                  On the island of Santo Antão, hikers can traverse dramatic mountain trails through verdant valleys and terraced hillsides, offering stunning views and a sense of remote wilderness. The island’s Ribeira Grande Valley is particularly famous for its challenging yet rewarding treks.

                  Fogo Island is dominated by its active volcano, Pico do Fogo, where you can undertake a thrilling hike to the summit for panoramic views of the island. The fertile slopes of the volcano also support coffee plantations and vineyards, adding a unique agricultural experience to any Cape Verde trip.

                  Cape Verde. Photo credit:

                  Read more: How Many Countries Are in Africa? Everything You Need to Know.

                  9. Palau

                    Palau, an island nation in the western Pacific Ocean, is home to over 500 islands, the vast majority of which are surrounded by crystal-clear waters and biodiverse coral reefs.

                    The Rock Islands, a UNESCO World Heritage site, are a highlight. These limestone islands offer opportunities for kayaking through turquoise lagoons, snorkelling in hidden coves, and exploring marine lakes. Jellyfish Lake, where non-stinging jellyfish migrate daily, is one of the most surreal snorkelling destinations in the world.

                    For divers, Palau is considered one of the world’s top destinations. The Blue Corner and German Channel are famous dive sites, offering encounters with sharks, manta rays, and vibrant coral reefs. The underwater visibility is exceptional, making it exceedingly popular with underwater photographers and marine enthusiasts who love remote destinations. 

                    Palau. Photo credit:

                    10. Saaremaa, Estonia

                      The Baltics aren’t exactly renowned for their island getaways, but then again, most people haven’t visited Saaremaa. Estonia’s largest island, Saaremaa offers Baltic Sea beaches, rugged coastlines and a fascinating history. 
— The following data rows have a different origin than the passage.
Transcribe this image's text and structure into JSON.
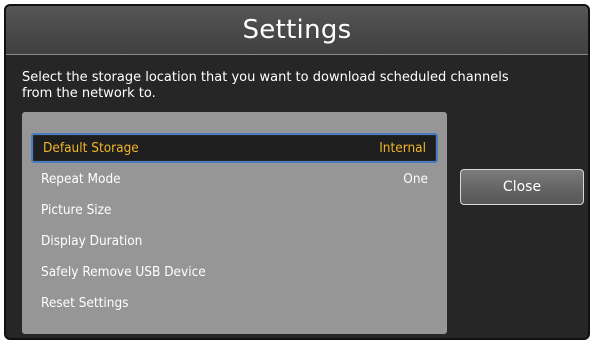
{
  "dialog": {
    "title": "Settings",
    "description_lines": [
      "Select the storage location that you want to download scheduled channels",
      "from the network to."
    ]
  },
  "menu": {
    "items": [
      {
        "label": "Default Storage",
        "value": "Internal",
        "selected": true
      },
      {
        "label": "Repeat Mode",
        "value": "One",
        "selected": false
      },
      {
        "label": "Picture Size",
        "value": "",
        "selected": false
      },
      {
        "label": "Display Duration",
        "value": "",
        "selected": false
      },
      {
        "label": "Safely Remove USB Device",
        "value": "",
        "selected": false
      },
      {
        "label": "Reset Settings",
        "value": "",
        "selected": false
      }
    ]
  },
  "buttons": {
    "close_label": "Close"
  },
  "colors": {
    "selected_text": "#f2b626",
    "focus_border": "#4a7ec4",
    "panel": "#969696",
    "background": "#262626"
  }
}
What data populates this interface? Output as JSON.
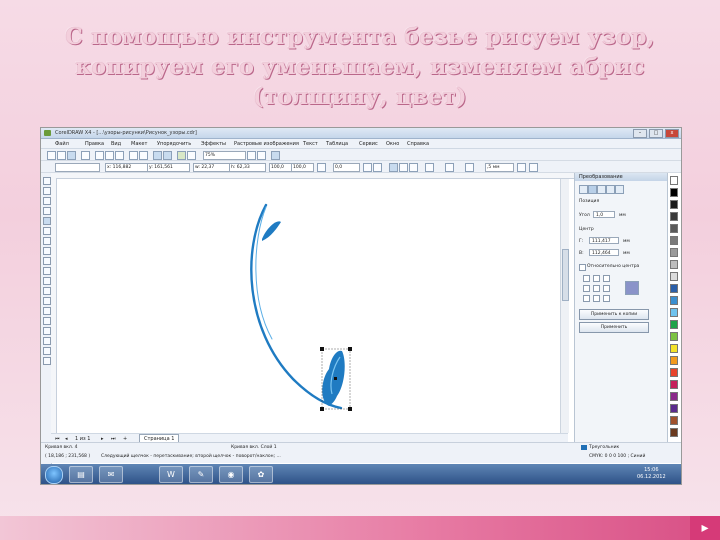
{
  "slide": {
    "title_line1": "С помощью инструмента безье рисуем узор,",
    "title_line2": "копируем его уменьшаем, изменяем абрис",
    "title_line3": "(толщину, цвет)"
  },
  "window": {
    "title": "CorelDRAW X4 - [...\\узоры-рисунки\\Рисунок_узоры.cdr]",
    "min_label": "–",
    "max_label": "□",
    "close_label": "x"
  },
  "menu": [
    "Файл",
    "Правка",
    "Вид",
    "Макет",
    "Упорядочить",
    "Эффекты",
    "Растровые изображения",
    "Текст",
    "Таблица",
    "Сервис",
    "Окно",
    "Справка"
  ],
  "property_bar": {
    "x_field": "x: 116,882",
    "y_field": "y: 161,561",
    "w_field": "w: 22,37",
    "h_field": "h: 62,33",
    "scale_w": "100,0",
    "scale_h": "100,0",
    "rotation": "0,0",
    "zoom": "75%",
    "outline_width": ",5 мм"
  },
  "pagebar": {
    "nav_label": "1 из 1",
    "page_tab": "Страница 1"
  },
  "docker": {
    "title": "Преобразование",
    "position_label": "Позиция",
    "width_label": "Угол",
    "width_value": "1,0",
    "center_label": "Центр",
    "x_label": "Г:",
    "x_value": "111,417",
    "y_label": "В:",
    "y_value": "112,464",
    "unit": "мм",
    "relative_label": "Относительно центра",
    "apply_copy_label": "Применить к копии",
    "apply_label": "Применить"
  },
  "status": {
    "object_info": "Кривая вкл. 4",
    "layer_info": "Кривая вкл. Слой 1",
    "coords": "( 18,186 ; 231,568 )",
    "hint": "Следующий щелчок - перетаскивание; второй щелчок - поворот/наклон; ...",
    "fill_label": "Треугольник",
    "outline_label": "CMYK: 0 0 0 100 ; Синий",
    "fill_color": "#1f6fb5"
  },
  "taskbar": {
    "time": "15:06",
    "date": "06.12.2012",
    "apps": [
      "folder-icon",
      "mail-icon",
      "corel-icon",
      "word-icon",
      "paint-icon",
      "chrome-icon",
      "corel-draw-icon"
    ]
  },
  "palette_colors": [
    "#ffffff",
    "#000000",
    "#1a1a1a",
    "#3a3a3a",
    "#5a5a5a",
    "#7a7a7a",
    "#9a9a9a",
    "#bdbdbd",
    "#dcdcdc",
    "#2b5fa8",
    "#3b8fd0",
    "#6fc3ee",
    "#1fa34a",
    "#7cc242",
    "#f4e22a",
    "#f29a1f",
    "#e8432b",
    "#c5215b",
    "#8c2a8a",
    "#5a2b8c",
    "#a0522d",
    "#6b3a1f"
  ],
  "drawing_color": "#1f7bc2"
}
                      The Kaali meteorite crater provides a unique glimpse into the island’s geological history, while Vilsandi National Park is perfect for hiking. Saaremaa’s cultural heritage is equally compelling, with historical landmarks like the medieval Kuressaare Castle, which houses a museum showcasing the island’s past. 

                      Saaremaa island, Estonia. Sorve lighthouse on the Baltic sea coast. Photo credit:

                      There you have it! 10 adventurous island getaways for your next bucket-list trip. Where will you be visiting first?